Items from an interface collection:
■ ■ ■

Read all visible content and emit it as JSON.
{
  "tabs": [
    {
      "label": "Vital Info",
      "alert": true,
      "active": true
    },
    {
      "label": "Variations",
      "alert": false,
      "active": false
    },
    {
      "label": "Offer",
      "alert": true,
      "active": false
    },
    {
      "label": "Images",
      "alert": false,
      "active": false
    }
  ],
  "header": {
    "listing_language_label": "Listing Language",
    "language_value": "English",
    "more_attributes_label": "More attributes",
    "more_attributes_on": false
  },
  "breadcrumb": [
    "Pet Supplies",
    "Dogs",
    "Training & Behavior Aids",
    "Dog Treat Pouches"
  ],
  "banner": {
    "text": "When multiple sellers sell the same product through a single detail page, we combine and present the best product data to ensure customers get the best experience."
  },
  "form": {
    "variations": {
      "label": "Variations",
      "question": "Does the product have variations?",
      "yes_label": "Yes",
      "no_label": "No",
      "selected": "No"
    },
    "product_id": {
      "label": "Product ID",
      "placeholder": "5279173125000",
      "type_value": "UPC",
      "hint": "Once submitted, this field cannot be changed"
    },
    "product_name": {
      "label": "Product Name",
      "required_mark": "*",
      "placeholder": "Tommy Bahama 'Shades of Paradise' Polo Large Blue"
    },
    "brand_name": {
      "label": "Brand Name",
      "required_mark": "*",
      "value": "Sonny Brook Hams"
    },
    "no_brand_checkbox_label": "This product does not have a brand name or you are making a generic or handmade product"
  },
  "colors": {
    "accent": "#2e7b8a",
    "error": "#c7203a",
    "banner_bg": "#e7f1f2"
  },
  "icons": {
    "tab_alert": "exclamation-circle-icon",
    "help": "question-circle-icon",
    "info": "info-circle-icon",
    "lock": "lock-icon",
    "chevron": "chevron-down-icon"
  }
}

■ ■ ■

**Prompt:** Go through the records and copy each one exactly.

**Solved problem:**
Read all visible content and emit it as JSON.
{
  "tabs": [
    {
      "label": "Vital Info",
      "alert": true,
      "active": true
    },
    {
      "label": "Variations",
      "alert": false,
      "active": false
    },
    {
      "label": "Offer",
      "alert": true,
      "active": false
    },
    {
      "label": "Images",
      "alert": false,
      "active": false
    }
  ],
  "header": {
    "listing_language_label": "Listing Language",
    "language_value": "English",
    "more_attributes_label": "More attributes",
    "more_attributes_on": false
  },
  "breadcrumb": [
    "Pet Supplies",
    "Dogs",
    "Training & Behavior Aids",
    "Dog Treat Pouches"
  ],
  "banner": {
    "text": "When multiple sellers sell the same product through a single detail page, we combine and present the best product data to ensure customers get the best experience."
  },
  "form": {
    "variations": {
      "label": "Variations",
      "question": "Does the product have variations?",
      "yes_label": "Yes",
      "no_label": "No",
      "selected": "No"
    },
    "product_id": {
      "label": "Product ID",
      "placeholder": "5279173125000",
      "type_value": "UPC",
      "hint": "Once submitted, this field cannot be changed"
    },
    "product_name": {
      "label": "Product Name",
      "required_mark": "*",
      "placeholder": "Tommy Bahama 'Shades of Paradise' Polo Large Blue"
    },
    "brand_name": {
      "label": "Brand Name",
      "required_mark": "*",
      "value": "Sonny Brook Hams"
    },
    "no_brand_checkbox_label": "This product does not have a brand name or you are making a generic or handmade product"
  },
  "colors": {
    "accent": "#2e7b8a",
    "error": "#c7203a",
    "banner_bg": "#e7f1f2"
  },
  "icons": {
    "tab_alert": "exclamation-circle-icon",
    "help": "question-circle-icon",
    "info": "info-circle-icon",
    "lock": "lock-icon",
    "chevron": "chevron-down-icon"
  }
}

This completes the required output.